◆ YOUR GOAL:
Return all lines in the material below that contain "screenshot".

◆ SUPPLIED MATERIAL:

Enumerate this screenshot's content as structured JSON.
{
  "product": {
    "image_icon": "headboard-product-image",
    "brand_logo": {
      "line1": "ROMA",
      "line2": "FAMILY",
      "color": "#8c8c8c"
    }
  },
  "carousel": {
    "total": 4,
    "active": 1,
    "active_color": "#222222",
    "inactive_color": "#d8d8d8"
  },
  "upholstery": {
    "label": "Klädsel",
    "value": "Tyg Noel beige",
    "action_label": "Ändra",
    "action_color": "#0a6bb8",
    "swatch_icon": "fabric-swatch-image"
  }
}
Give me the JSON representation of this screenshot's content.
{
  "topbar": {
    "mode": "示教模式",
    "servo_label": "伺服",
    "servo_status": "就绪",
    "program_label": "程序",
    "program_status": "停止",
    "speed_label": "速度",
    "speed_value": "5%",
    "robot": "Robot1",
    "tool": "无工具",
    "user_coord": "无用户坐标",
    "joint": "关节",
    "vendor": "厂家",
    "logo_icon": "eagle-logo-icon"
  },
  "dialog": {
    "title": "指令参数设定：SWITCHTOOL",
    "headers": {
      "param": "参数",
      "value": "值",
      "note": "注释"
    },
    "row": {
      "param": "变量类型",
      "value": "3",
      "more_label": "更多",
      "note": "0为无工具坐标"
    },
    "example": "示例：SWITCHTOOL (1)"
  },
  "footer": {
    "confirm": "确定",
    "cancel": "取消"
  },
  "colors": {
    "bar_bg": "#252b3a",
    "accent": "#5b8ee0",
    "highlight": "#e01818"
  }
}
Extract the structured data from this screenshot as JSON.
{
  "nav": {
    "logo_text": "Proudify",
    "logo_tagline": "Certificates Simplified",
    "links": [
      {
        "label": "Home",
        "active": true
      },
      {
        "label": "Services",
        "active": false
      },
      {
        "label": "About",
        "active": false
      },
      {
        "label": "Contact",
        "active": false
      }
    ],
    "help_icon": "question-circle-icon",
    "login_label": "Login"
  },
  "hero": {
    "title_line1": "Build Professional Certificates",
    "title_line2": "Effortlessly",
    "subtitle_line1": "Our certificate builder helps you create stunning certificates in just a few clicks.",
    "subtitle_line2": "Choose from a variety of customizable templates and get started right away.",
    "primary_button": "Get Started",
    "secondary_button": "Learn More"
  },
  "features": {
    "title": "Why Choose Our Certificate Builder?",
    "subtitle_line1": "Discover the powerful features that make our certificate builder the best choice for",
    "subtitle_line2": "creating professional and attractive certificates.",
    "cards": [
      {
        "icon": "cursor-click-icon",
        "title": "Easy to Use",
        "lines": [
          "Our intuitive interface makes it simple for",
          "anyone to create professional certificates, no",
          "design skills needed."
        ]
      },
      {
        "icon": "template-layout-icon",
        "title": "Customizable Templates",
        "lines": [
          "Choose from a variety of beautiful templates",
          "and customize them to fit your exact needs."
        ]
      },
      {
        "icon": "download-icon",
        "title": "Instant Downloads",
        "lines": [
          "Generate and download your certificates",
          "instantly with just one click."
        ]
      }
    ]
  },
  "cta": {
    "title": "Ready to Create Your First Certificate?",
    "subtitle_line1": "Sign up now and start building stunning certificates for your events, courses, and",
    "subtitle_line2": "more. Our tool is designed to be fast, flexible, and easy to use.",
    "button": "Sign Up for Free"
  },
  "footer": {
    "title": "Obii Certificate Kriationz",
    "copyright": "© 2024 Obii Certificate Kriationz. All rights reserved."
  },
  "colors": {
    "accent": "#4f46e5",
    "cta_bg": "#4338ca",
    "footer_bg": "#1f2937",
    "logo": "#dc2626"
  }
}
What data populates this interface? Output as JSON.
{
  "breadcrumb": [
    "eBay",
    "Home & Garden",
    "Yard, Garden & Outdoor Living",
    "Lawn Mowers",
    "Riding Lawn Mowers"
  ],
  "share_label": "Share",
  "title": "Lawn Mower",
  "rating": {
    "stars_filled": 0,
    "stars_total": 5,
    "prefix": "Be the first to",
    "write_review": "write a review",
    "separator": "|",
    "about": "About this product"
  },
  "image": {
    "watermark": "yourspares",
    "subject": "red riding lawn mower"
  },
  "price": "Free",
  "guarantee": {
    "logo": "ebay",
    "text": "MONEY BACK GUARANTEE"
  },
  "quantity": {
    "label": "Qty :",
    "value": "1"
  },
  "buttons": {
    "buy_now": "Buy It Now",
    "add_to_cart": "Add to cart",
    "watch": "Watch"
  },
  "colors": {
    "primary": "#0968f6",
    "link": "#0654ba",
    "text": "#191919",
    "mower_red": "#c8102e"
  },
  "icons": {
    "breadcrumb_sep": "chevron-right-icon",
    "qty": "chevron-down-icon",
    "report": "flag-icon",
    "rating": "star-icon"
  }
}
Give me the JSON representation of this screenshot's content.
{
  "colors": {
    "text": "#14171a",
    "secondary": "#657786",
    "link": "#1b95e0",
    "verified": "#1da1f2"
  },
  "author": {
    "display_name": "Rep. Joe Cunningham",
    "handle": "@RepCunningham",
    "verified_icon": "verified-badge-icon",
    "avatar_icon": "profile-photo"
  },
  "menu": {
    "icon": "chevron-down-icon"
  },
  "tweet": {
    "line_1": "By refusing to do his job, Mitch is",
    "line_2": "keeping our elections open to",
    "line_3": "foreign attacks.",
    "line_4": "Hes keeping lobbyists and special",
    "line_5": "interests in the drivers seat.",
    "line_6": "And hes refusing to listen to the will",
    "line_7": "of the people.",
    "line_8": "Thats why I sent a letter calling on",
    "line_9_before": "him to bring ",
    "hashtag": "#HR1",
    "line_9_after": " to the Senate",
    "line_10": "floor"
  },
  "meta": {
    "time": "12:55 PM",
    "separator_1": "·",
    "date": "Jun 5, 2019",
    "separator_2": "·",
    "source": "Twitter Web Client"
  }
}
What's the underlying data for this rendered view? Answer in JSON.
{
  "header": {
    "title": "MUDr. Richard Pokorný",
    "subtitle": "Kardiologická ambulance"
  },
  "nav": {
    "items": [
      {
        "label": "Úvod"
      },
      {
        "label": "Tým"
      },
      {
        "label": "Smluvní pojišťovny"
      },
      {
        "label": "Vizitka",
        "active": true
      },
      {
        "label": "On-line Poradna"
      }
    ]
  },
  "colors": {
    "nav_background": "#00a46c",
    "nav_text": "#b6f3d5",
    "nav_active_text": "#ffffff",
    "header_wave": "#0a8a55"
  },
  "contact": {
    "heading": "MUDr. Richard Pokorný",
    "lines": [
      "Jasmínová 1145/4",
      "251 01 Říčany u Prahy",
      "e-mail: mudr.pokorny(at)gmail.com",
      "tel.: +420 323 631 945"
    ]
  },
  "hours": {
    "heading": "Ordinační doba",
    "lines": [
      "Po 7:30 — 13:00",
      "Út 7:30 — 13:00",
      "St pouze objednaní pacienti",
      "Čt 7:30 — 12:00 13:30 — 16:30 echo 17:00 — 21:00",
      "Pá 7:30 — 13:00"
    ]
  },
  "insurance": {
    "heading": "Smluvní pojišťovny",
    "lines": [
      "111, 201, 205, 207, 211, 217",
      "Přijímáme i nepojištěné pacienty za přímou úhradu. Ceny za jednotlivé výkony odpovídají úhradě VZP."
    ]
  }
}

◆ EXPECTED ANSWER:
Enumerate this screenshot's content as structured JSON.
Give me the JSON representation of this screenshot's content.
Extract the structured data from this screenshot as JSON.
Give me the JSON representation of this screenshot's content.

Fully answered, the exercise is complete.